A Reformation of Confidence
Kevin Deyoung | October 31, 2017
The Reformation was about many things. It was about papal abuses and church reform. It was about worship and the sacraments. It was about repentance and indulgences. It was about the Bible and the priesthood of all believers. And of course, the Reformation was about justification.
But it was also about confidence. Not self-confidence, but confidence that God is for us not against us, confidence that we can go to heaven without a sentence in purgatory first, confidence that though we cannot rest in our works, we can rest in Christ’s.
Consider, for example, this powerful reflection from Luther on the confidence we should have in prayer.
Therefore, since it is commanded that we pray, do not despise prayer and take refuge behind your own unworthiness.
Take an example from other commands. A work which I do is a work of obedience. Because my father, master, or prince has commanded it, I must do it, not because of my worthiness, but because it has been commanded.
So it is also with prayer. So, when you pray for wife or children or parents or the magistrates, this is what you should think: This work I have been commanded to do and as an obedient person I must do it. On my account it would be nothing, but on account of the commandment it is a precious thing. So you should pray for the prince, the city, the burgomaster, and so on. Therefore I admonish you most faithfully, do not despise your prayers!
But do not pray as the clerics do, who merely pray at a venture and think: I am not holy enough and fit enough to be heard.
Or: I if I were as holy as Peter and Paul I would pray too! You must rather say: The commandment which applied to St. Peter applies to me also, and Peter's prayer was no more holy than mine, for I have been given the same second commandment as he. Therefore my prayer is just as holy and precious as St. Peter's.
Your prayer is not one cent less valuable than St. Peter's. And this is the reason: I will grant that he is holier as far as his person is concerned, but the commandment and obedience upon which St. Peter based his prayer I base my own also.

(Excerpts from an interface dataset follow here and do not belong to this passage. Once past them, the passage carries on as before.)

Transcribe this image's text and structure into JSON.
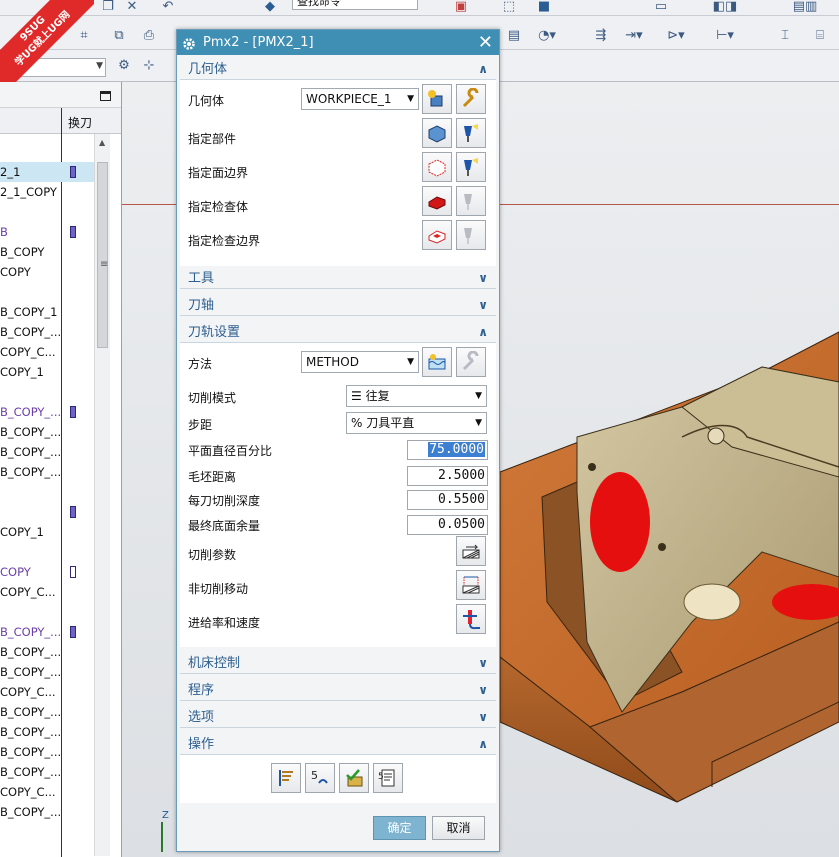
{
  "watermark": {
    "line1": "9SUG",
    "line2": "学UG就上UG网"
  },
  "toolbar": {
    "command_finder_value": "查找命令",
    "step_value": "5"
  },
  "navigator": {
    "column_tool_change": "换刀",
    "rows": [
      {
        "text": "",
        "tool": "none"
      },
      {
        "text": "2_1",
        "tool": "filled",
        "selected": true
      },
      {
        "text": "2_1_COPY",
        "tool": "none"
      },
      {
        "text": "",
        "tool": "none"
      },
      {
        "text": "B",
        "tool": "filled",
        "purple": true
      },
      {
        "text": "B_COPY",
        "tool": "none"
      },
      {
        "text": "COPY",
        "tool": "none"
      },
      {
        "text": "",
        "tool": "none"
      },
      {
        "text": "B_COPY_1",
        "tool": "none"
      },
      {
        "text": "B_COPY_...",
        "tool": "none"
      },
      {
        "text": "COPY_C...",
        "tool": "none"
      },
      {
        "text": "COPY_1",
        "tool": "none"
      },
      {
        "text": "",
        "tool": "none"
      },
      {
        "text": "B_COPY_...",
        "tool": "filled",
        "purple": true
      },
      {
        "text": "B_COPY_...",
        "tool": "none"
      },
      {
        "text": "B_COPY_...",
        "tool": "none"
      },
      {
        "text": "B_COPY_...",
        "tool": "none"
      },
      {
        "text": "",
        "tool": "none"
      },
      {
        "text": "",
        "tool": "filled"
      },
      {
        "text": "COPY_1",
        "tool": "none"
      },
      {
        "text": "",
        "tool": "none"
      },
      {
        "text": "COPY",
        "tool": "ball",
        "purple": true
      },
      {
        "text": "COPY_C...",
        "tool": "none"
      },
      {
        "text": "",
        "tool": "none"
      },
      {
        "text": "B_COPY_...",
        "tool": "filled",
        "purple": true
      },
      {
        "text": "B_COPY_...",
        "tool": "none"
      },
      {
        "text": "B_COPY_...",
        "tool": "none"
      },
      {
        "text": "COPY_C...",
        "tool": "none"
      },
      {
        "text": "B_COPY_...",
        "tool": "none"
      },
      {
        "text": "B_COPY_...",
        "tool": "none"
      },
      {
        "text": "B_COPY_...",
        "tool": "none"
      },
      {
        "text": "B_COPY_...",
        "tool": "none"
      },
      {
        "text": "COPY_C...",
        "tool": "none"
      },
      {
        "text": "B_COPY_...",
        "tool": "none"
      }
    ]
  },
  "dialog": {
    "title": "Pmx2 - [PMX2_1]",
    "sections": {
      "geometry": {
        "header": "几何体",
        "geometry_label": "几何体",
        "geometry_value": "WORKPIECE_1",
        "specify_part": "指定部件",
        "specify_face_boundary": "指定面边界",
        "specify_check_body": "指定检查体",
        "specify_check_boundary": "指定检查边界"
      },
      "tool": {
        "header": "工具"
      },
      "tool_axis": {
        "header": "刀轴"
      },
      "path_settings": {
        "header": "刀轨设置",
        "method_label": "方法",
        "method_value": "METHOD",
        "cut_pattern_label": "切削模式",
        "cut_pattern_value": "往复",
        "stepover_label": "步距",
        "stepover_value": "% 刀具平直",
        "percent_flat_label": "平面直径百分比",
        "percent_flat_value": "75.0000",
        "blank_distance_label": "毛坯距离",
        "blank_distance_value": "2.5000",
        "depth_per_cut_label": "每刀切削深度",
        "depth_per_cut_value": "0.5500",
        "final_floor_stock_label": "最终底面余量",
        "final_floor_stock_value": "0.0500",
        "cutting_params_label": "切削参数",
        "non_cutting_moves_label": "非切削移动",
        "feeds_speeds_label": "进给率和速度"
      },
      "machine_control": {
        "header": "机床控制"
      },
      "program": {
        "header": "程序"
      },
      "options": {
        "header": "选项"
      },
      "actions": {
        "header": "操作"
      }
    },
    "ok_label": "确定",
    "cancel_label": "取消"
  }
}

You have needs enough: You are lacking in faith, in love, in patience, in gentleness, in chastity; my wife, my children are sick. Then pray undauntedly and with sure confidence, because God has commanded you to pray. He did not command it in order to deceive you and make a fool, a monkey of you; he wants you to pray and to be confident that you will be heard; he wants you to open your bosom that he may give to you. Sermons on the Catechism (1528)

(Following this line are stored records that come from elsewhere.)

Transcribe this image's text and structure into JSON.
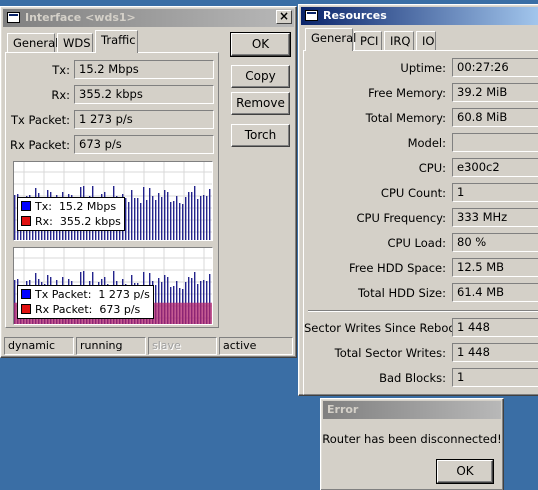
{
  "interface_window": {
    "title": "Interface <wds1>",
    "close_glyph": "×",
    "tabs": [
      "General",
      "WDS",
      "Traffic"
    ],
    "selected_tab": "Traffic",
    "fields": [
      {
        "label": "Tx:",
        "value": "15.2 Mbps"
      },
      {
        "label": "Rx:",
        "value": "355.2 kbps"
      },
      {
        "label": "Tx Packet:",
        "value": "1 273 p/s"
      },
      {
        "label": "Rx Packet:",
        "value": "673 p/s"
      }
    ],
    "buttons": {
      "ok": "OK",
      "copy": "Copy",
      "remove": "Remove",
      "torch": "Torch"
    },
    "graph_rate": {
      "tx_label": "Tx:",
      "tx_value": "15.2 Mbps",
      "rx_label": "Rx:",
      "rx_value": "355.2 kbps"
    },
    "graph_packet": {
      "tx_label": "Tx Packet:",
      "tx_value": "1 273 p/s",
      "rx_label": "Rx Packet:",
      "rx_value": "673 p/s"
    },
    "status_bar": [
      "dynamic",
      "running",
      "slave",
      "active"
    ],
    "colors": {
      "tx": "#0000ff",
      "rx": "#e01010",
      "bars": "#24248c",
      "packet_rx": "#b0246c"
    }
  },
  "resources_window": {
    "title": "Resources",
    "tabs": [
      "General",
      "PCI",
      "IRQ",
      "IO"
    ],
    "selected_tab": "General",
    "fields": [
      {
        "label": "Uptime:",
        "value": "00:27:26"
      },
      {
        "label": "Free Memory:",
        "value": "39.2 MiB"
      },
      {
        "label": "Total Memory:",
        "value": "60.8 MiB"
      },
      {
        "label": "Model:",
        "value": ""
      },
      {
        "label": "CPU:",
        "value": "e300c2"
      },
      {
        "label": "CPU Count:",
        "value": "1"
      },
      {
        "label": "CPU Frequency:",
        "value": "333 MHz"
      },
      {
        "label": "CPU Load:",
        "value": "80 %"
      },
      {
        "label": "Free HDD Space:",
        "value": "12.5 MB"
      },
      {
        "label": "Total HDD Size:",
        "value": "61.4 MB"
      }
    ],
    "sector_fields": [
      {
        "label": "Sector Writes Since Reboot:",
        "value": "1 448"
      },
      {
        "label": "Total Sector Writes:",
        "value": "1 448"
      },
      {
        "label": "Bad Blocks:",
        "value": "1"
      }
    ]
  },
  "error_dialog": {
    "title": "Error",
    "message": "Router has been disconnected!",
    "ok_label": "OK"
  }
}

To be sure, we can’t tell the story of the Reformation without talking about the printing press and political turmoil in Europe. And we’ll certainly want to say something about Eucharistic controversies and the important influence of Renaissance humanism. The Reformation has been written about for 500 years, and it will be written about for 500 more. There’s a lot to say.
And yet, one of the things we must never forget to say is that the Reformation mercifully allowed fearful sinners to have a new kind of relationship with God. The Reformation reminded God’s people that they can have direct access to God through Christ. It re-centered the church on the lavish, scandalous good news of the cross. And it reassured them (and us) that God is on the side of the justified saint, even though they were still struggling sinners.

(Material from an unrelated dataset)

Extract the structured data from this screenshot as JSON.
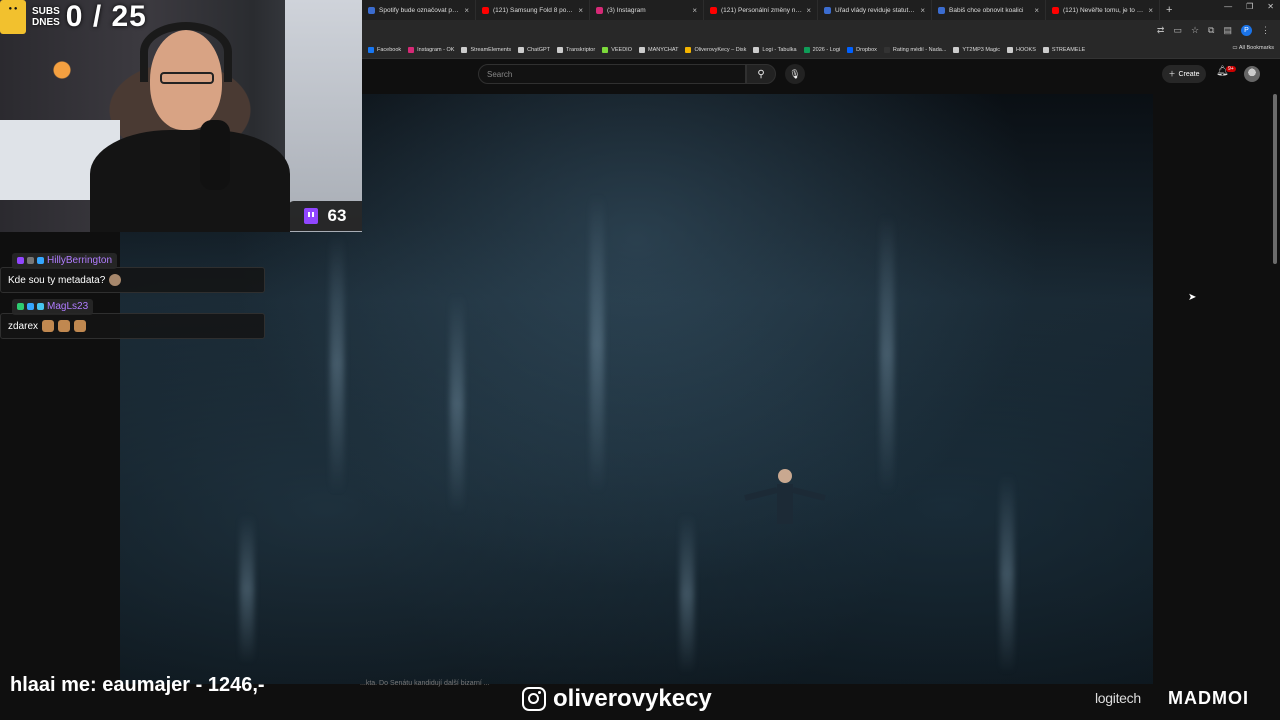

Praise the Lord. This is gospel indeed.
As previously published on thegospelcoalition.org.